When will remote voting become a reality?
A large number of voters are outside the spectrum of voting on account of their physical location, because of their occupation or education or other reasons. The commission had earlier this year started a research project for enabling remote voting for such voters in consultation with IIT Madras and eminent technologists from IITs and other institutions. A dedicated team has been working hard to give shape to this project. Hopefully, it will see the light of day by 2024 Lok Sabha elections.
Is there a proposal to allow NRIs to vote using e-postal ballot?
The commission has taken up a proposal to amend the Conduct of Election Rules, 1961, to facilitate electronically transmitted postal ballot system for overseas electors. The matter is under consideration with the ministry of external affairs.
At what stage is the proposal to link voter ID cards with Aadhaar?The commission has proposed to link electoral roll with Aadhaar to curb multiple enrolment of persons. Amendments need to be made in The Representation of the People Act, 1950, and in the Aadhaar Act for permitting the election machinery to obtain and use Aadhaar numbers for purposes of electoral roll. The matter is under the government’s consideration.
There is no let-up in political parties raising doubts about EVMs.
When you lose, why make the machine a flogging object? The allegations unnecessarily cast aspersions on the integrity of the election process and specifically the EVMs which have been developed by some of the most brilliant minds. The EVMs are made in a secure environment and distinguished emeritus professors of reputed institutes supervise the entire process. Also, while
EVMs may sometimes malfunction like any other machine, they cannot be tampered with.
There are demands that the proportion of EVMs taken up for VVPAT verification be increased.
The issue of 100 per cent counting of VVPAT slips was raised by various political parties during the 2019 Parliamentary elections and some petitions were also filed in high courts and the Supreme Court. The Supreme Court has held that the number of EVMs subjected to VVPAT verification would be five per assembly constituency or assembly segment in a Parliamentary seat.
Experts have raised issues of transparency with regard to electoral bonds.

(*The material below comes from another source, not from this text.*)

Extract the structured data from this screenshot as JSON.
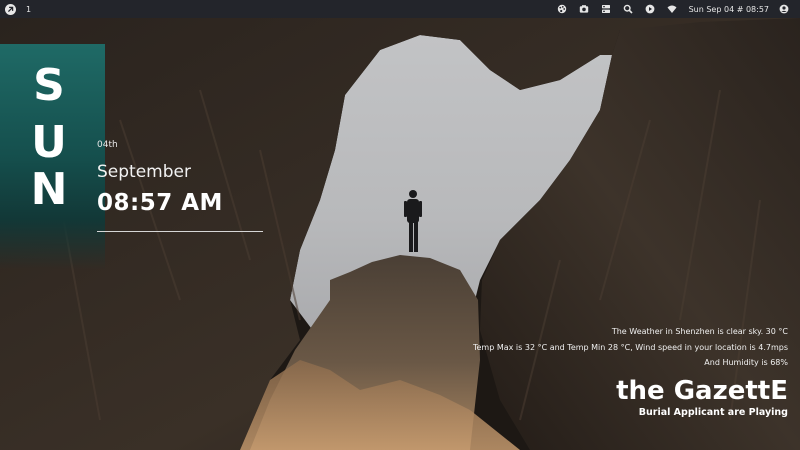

The matter is sub-judice. The commission has already furnished its reply before the Supreme Court. Earlier, the commission sent a letter to the ministry of law and justice, dated May 26, 2017, highlighting issues such as non-reporting of receipts through electoral bonds in contribution leading to opacity regarding receipts from prohibited sources; non-disclosure of political party-wise donations by corporate entities due to amendments in the Companies Act, 2013; and removal of limit of 7.5 per cent of average net profits in the preceding three financial years, which could give rise to the possibility of use of shell companies to make political donations.
There were internal differences in the commission with regard to certain decisions. In such instances, shouldn't each member's views be put in the public domain?
The three members of the EC are not expected to be clones of each other. There have been so many instances in the past when there has been a vast diversion of views as it can, and should be. The opinions of all three Commissioners are always noted on files, but when it is formally communicated, differences of views are not part of the order.
As you complete your tenure as CEC, what are the initiatives that bring satisfaction to you?
I have the satisfaction that some key amendments have been made in the election laws. For example, amendments in Form 26 to include the source of income of the spouse and dependents and to capture more details of criminal background of the candidate and details of contracts entered by the candidate, spouse or dependents. Also, amendments were made in the CE Rules, 1961 to provide optional postal ballot facility to persons with disability, senior citizens, absentee voters from essential services and Covid-19 suspected or affected persons.